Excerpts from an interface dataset

•••••

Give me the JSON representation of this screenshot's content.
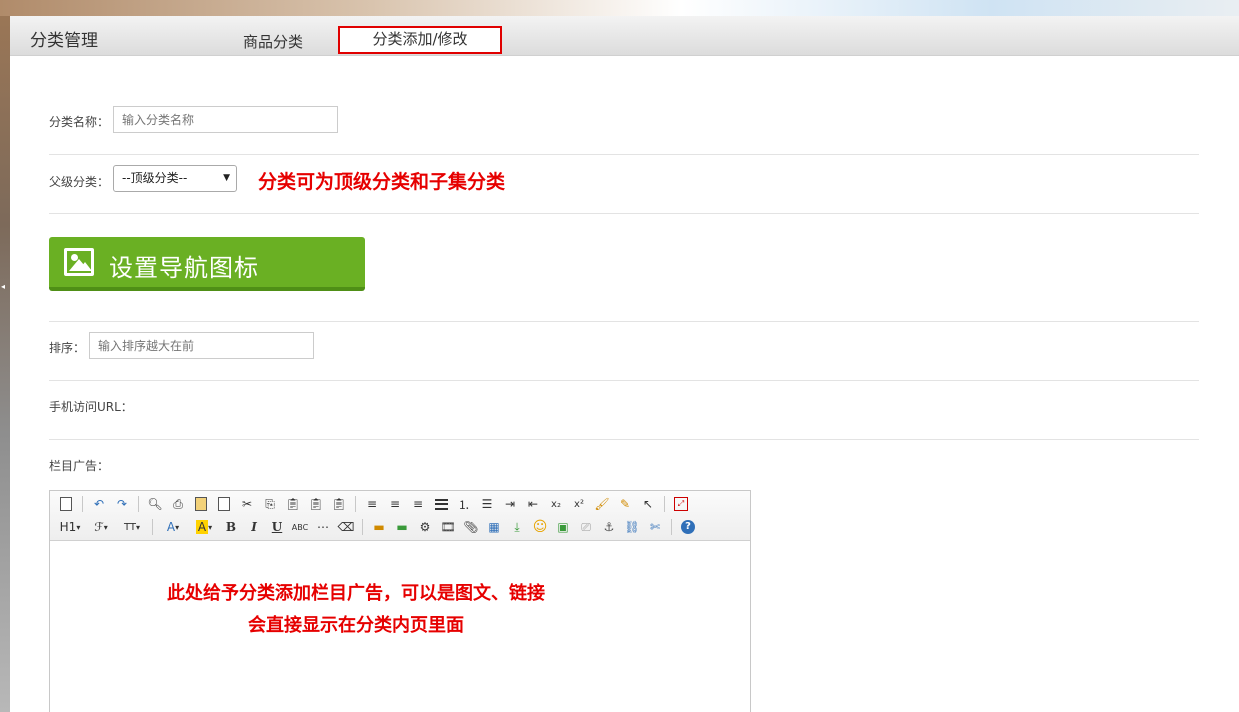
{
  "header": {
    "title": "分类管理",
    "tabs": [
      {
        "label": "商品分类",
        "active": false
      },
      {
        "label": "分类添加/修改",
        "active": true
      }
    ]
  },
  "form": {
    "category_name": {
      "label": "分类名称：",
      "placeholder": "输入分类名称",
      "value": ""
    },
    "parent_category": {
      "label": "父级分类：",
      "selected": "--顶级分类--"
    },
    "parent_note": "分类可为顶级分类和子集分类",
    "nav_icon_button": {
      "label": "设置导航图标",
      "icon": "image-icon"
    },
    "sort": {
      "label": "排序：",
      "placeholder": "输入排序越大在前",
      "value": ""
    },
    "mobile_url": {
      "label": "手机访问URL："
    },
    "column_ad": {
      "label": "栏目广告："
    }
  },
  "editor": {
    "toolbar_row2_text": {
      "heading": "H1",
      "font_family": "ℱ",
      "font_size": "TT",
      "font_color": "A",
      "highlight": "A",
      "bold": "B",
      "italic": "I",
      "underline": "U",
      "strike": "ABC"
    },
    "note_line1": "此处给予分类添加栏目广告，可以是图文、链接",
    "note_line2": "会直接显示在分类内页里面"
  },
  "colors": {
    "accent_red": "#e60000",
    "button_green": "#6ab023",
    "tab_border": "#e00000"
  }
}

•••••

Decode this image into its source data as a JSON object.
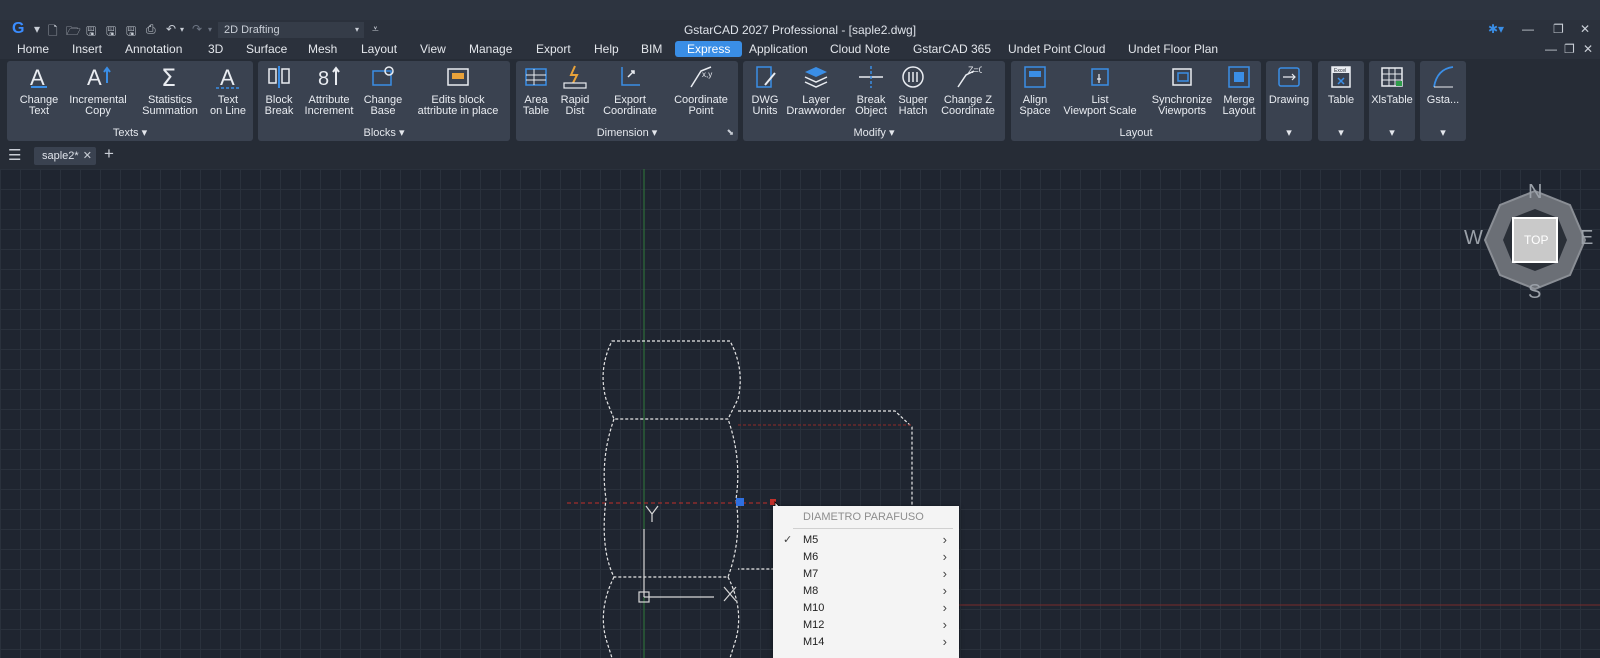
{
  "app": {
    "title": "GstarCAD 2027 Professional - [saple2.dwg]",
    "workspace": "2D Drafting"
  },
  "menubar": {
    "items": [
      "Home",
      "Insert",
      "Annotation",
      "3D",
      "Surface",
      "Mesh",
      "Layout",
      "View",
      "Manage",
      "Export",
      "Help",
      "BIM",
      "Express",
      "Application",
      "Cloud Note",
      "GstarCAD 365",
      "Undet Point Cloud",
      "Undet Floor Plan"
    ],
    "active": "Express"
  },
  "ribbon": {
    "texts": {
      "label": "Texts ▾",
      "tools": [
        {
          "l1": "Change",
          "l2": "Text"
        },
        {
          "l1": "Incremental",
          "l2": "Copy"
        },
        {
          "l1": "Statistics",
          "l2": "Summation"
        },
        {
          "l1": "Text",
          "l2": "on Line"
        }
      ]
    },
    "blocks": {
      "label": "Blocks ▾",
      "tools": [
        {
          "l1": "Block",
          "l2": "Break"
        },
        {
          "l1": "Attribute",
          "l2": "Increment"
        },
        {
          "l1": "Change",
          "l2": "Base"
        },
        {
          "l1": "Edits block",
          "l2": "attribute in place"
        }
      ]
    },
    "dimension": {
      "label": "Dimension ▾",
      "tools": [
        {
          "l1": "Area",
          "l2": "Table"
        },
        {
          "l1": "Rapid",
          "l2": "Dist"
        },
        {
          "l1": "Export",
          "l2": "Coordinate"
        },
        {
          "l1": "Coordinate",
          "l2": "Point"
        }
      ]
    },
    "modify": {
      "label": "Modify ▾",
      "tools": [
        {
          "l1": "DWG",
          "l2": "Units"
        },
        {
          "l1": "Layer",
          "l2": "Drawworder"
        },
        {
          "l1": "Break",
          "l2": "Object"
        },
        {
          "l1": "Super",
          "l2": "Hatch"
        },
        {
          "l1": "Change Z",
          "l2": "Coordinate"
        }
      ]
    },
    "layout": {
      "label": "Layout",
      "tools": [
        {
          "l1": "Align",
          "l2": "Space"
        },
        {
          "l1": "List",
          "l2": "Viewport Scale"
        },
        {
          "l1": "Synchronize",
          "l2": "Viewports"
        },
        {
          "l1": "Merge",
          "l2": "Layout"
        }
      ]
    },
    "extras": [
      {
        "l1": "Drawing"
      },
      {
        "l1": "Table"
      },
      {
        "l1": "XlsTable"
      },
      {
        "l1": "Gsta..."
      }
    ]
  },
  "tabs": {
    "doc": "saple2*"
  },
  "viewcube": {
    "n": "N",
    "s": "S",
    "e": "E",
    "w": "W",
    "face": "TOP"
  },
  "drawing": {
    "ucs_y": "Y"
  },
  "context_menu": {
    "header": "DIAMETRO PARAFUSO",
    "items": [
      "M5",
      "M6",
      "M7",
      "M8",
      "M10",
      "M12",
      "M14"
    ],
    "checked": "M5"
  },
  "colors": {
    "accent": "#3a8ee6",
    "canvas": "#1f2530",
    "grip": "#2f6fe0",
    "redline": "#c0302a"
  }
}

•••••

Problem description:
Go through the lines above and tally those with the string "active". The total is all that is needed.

Task result:
3